The mystical relationship between Chocolate and Elvis Manuel can only be understood from superstition and faith in the human will, without disregarding what the goals are. Somehow Chocolate has had the life that Elvis had and, perhaps, also the one that Elvis would have wanted. He left the streets, popularized some issues in Cuba (The camping, Mess is mess problem is problem, Guachineo), did featurings with the reguetoneros of his time (The chupichupi, The flute, Sex), he went to the United States and from there he continues to be heard on the island with more fury than before (The divine palón, Bajanda...) Not in vain Chocolate has given the spirit of his idol the symbolic form of a crown that now claims by inheritance.

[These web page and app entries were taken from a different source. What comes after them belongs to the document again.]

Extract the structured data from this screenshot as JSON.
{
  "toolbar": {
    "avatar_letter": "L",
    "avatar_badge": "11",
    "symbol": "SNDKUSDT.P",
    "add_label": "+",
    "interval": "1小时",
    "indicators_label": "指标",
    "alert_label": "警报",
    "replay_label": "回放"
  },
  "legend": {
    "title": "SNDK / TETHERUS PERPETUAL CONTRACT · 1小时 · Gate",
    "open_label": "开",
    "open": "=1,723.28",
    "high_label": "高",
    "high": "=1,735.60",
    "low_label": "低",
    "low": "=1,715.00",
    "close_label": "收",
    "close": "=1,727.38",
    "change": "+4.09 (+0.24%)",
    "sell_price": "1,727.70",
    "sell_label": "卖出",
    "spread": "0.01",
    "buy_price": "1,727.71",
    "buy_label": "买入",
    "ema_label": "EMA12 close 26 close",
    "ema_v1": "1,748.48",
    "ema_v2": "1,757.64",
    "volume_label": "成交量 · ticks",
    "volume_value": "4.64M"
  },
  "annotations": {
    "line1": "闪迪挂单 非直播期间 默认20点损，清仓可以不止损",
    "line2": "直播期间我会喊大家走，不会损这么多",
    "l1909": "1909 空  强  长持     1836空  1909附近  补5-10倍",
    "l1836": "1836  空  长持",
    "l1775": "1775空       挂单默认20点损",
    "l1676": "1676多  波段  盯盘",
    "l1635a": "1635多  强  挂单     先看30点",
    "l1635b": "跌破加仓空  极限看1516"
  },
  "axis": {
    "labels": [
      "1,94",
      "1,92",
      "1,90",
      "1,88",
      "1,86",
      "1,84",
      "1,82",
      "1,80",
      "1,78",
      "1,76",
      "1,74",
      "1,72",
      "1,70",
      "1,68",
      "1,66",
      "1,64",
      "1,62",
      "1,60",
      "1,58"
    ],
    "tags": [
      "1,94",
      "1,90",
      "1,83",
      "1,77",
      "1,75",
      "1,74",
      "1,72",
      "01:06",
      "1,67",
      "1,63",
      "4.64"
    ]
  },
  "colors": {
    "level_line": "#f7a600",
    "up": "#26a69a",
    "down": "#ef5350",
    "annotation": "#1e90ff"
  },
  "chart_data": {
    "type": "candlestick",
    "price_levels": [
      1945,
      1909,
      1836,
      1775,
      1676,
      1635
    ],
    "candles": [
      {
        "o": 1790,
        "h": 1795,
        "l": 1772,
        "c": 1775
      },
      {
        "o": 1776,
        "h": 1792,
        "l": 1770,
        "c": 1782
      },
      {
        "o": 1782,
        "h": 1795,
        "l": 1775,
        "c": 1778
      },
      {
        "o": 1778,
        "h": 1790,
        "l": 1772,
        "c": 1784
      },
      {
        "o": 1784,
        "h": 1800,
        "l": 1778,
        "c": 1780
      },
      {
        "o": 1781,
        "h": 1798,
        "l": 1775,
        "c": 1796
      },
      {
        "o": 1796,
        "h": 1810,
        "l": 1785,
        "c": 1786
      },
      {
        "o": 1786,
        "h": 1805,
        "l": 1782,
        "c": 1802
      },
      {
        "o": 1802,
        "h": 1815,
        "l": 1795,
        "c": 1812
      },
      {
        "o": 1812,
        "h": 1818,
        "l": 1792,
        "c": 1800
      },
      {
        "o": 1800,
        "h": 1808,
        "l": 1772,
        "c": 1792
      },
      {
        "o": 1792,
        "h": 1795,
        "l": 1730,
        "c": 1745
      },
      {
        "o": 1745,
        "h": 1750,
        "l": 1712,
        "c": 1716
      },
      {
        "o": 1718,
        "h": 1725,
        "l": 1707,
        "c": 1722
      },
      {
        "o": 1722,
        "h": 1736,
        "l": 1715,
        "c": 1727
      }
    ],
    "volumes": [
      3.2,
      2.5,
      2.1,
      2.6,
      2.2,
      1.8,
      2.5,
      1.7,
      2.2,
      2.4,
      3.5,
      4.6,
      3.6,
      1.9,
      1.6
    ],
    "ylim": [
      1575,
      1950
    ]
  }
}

He is, without doubt, the new King.
Elvis Manuel represents in the logic of his evangelist an alternative Cuba that does not appear in news or newspapers, an island within the island, a toxic, violent and barefoot glamor that underlies the glamor of the crisis and that of tropical palms. It is also the antithesis of the hypocrisy of many reggaetonists who seek to ingratiate themselves with the state distribution circuits, and how much tragedy the act of emigration implies. Elvis, the prop of his epic of the American dream.
Before going to the United States and becoming a self-exiled King, Choco brought together some old friends of his spiritual and musical guide to record a song as a tribute. After a few sad piano chords, your voice can be heard:
"The dream of Elvis Manueeel / Martínez Nodarse / ... in the dream you have to persevere / sleep can not get tired ..."
On any album from Tampa, United States ...
Chocolate sweats. He just sang one of his songs and the audience shouts, asking for more. He smiles. Fame suits you well.
The entertainer of the show appears on one side of the stage. Walk up to him and show him what looks like a frame already framed.
- This is from a store that is here, in Tampa, that made a gift to the King of the dealers in memory of Elvis Manuel. Applause, applause! - the animator asks and the crowd responds with shouts and leaps.
The work is something simple, just two superimposed photographs, one of Elvis and another of his. He takes it in his hands and raises it on his head. Thanks. He gets excited. Perhaps you remember the promise in front of the sea and think that all your success is due to the blessings of your idol. Anyway, on the stage has disappeared Chocolate MC and nobody has noticed the leak. In his place is Yosvani, a dreamer who takes the microphone with strength and begins to shout:
"Look at her, look at her like she's sweating ..."
Under the stage, the frantic public sings with him.
Darío Alejandro Alemán
Contralmirante de un bote solitario que teme a los aviones, periodista accidentado, fumador de cuanto combustione, bebedor de mercurio, enamorado de los mitos y también de todo aquello que termine en un “Basado en hechos reales”.